= Problem description =
Each line that contains the string "Ahmed" counts once; report how many such lines appear in the data, as a number only.
Top of Input records
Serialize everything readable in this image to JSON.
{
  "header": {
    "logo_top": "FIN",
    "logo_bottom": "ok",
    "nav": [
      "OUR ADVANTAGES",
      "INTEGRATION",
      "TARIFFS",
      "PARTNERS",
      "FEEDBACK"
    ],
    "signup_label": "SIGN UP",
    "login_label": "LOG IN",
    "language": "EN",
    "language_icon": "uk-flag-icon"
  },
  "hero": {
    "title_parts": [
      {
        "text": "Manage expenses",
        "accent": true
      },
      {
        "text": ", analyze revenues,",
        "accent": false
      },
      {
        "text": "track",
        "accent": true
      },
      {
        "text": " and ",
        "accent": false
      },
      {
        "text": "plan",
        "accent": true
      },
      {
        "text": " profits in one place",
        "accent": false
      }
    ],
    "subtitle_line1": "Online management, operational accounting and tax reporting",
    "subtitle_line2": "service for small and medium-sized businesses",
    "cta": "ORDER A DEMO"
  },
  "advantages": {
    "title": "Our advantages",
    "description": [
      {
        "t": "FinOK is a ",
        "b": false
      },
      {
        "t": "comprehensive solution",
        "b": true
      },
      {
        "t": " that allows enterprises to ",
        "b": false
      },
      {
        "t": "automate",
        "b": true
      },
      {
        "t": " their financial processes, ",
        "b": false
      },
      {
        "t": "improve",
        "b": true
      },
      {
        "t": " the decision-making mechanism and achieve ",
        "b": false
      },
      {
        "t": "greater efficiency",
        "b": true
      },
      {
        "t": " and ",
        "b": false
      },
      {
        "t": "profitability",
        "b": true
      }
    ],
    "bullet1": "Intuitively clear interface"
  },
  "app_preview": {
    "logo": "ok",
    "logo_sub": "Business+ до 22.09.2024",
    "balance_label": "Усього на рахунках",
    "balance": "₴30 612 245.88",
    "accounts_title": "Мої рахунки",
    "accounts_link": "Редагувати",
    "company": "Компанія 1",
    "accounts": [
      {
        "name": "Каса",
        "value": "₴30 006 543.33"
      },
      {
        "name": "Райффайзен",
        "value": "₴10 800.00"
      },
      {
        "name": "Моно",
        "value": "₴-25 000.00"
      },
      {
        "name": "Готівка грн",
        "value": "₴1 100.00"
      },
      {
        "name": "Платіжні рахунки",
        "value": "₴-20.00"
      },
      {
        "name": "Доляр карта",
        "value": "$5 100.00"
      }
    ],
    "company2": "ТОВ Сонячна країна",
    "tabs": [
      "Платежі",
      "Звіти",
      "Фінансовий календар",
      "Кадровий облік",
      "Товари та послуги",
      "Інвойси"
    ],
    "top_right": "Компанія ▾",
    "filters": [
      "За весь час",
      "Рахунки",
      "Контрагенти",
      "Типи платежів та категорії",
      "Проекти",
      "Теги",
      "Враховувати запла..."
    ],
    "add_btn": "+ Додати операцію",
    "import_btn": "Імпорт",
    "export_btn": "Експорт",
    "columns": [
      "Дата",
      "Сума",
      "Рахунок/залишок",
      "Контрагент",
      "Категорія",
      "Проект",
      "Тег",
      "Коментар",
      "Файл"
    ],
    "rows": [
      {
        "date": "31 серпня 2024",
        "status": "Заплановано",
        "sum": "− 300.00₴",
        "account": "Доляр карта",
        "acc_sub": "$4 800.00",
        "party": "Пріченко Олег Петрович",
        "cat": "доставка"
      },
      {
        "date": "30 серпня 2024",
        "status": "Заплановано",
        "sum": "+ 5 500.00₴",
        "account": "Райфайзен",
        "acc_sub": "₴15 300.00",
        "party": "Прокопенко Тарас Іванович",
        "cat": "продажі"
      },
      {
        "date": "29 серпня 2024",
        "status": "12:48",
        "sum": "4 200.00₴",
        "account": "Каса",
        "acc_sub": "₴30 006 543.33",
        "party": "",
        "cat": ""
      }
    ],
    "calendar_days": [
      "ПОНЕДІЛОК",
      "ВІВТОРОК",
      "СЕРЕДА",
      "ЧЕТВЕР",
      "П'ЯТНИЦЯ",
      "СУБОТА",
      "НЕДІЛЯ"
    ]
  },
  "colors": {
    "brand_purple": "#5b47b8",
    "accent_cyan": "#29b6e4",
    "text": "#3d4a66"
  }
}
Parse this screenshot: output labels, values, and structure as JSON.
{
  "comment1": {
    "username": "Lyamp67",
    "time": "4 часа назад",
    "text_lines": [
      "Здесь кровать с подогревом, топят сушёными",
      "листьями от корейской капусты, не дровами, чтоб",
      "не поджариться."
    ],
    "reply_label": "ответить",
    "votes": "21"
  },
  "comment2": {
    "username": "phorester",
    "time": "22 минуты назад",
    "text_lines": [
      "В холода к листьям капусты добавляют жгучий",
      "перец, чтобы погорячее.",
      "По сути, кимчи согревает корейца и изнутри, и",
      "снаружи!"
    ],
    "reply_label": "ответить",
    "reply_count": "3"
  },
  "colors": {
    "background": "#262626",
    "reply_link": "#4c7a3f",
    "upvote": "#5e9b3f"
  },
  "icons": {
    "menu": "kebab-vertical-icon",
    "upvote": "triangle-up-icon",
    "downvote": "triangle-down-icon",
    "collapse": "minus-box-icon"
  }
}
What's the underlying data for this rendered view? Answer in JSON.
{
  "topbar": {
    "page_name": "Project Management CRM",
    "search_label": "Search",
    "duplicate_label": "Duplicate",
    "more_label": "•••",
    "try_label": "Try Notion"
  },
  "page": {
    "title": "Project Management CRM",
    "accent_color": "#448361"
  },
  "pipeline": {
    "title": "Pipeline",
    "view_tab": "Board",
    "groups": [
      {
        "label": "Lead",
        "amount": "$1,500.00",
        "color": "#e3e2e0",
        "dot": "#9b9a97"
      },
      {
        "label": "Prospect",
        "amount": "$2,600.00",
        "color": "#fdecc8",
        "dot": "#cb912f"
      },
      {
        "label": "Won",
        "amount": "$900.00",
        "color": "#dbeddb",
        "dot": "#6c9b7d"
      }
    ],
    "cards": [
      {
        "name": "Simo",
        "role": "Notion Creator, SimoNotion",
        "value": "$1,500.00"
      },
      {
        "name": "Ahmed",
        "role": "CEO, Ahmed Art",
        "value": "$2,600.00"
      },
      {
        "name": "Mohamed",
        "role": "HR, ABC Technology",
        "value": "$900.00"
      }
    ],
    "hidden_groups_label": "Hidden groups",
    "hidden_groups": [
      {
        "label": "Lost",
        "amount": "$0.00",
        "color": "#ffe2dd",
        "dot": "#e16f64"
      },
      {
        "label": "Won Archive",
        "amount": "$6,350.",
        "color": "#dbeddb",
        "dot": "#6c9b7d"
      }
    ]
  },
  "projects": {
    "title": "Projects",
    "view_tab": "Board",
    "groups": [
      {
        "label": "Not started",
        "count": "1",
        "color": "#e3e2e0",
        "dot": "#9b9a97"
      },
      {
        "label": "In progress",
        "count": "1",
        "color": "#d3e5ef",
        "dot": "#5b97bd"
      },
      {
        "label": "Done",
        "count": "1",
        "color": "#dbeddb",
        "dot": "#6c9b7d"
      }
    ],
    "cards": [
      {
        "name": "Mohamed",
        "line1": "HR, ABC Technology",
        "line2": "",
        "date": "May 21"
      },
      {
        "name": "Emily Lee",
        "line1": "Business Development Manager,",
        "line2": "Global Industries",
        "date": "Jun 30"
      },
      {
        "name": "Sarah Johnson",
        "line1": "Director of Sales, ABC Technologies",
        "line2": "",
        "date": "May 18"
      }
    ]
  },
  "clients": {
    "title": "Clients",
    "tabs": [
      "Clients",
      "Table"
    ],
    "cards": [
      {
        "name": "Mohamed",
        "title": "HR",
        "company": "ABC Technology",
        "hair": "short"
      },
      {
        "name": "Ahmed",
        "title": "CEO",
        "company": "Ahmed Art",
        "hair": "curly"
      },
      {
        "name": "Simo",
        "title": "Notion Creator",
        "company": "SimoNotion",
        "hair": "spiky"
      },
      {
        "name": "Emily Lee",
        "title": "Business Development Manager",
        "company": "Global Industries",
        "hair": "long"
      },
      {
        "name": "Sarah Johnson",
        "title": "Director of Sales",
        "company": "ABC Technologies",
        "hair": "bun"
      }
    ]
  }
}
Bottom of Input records
= Response to this task =
4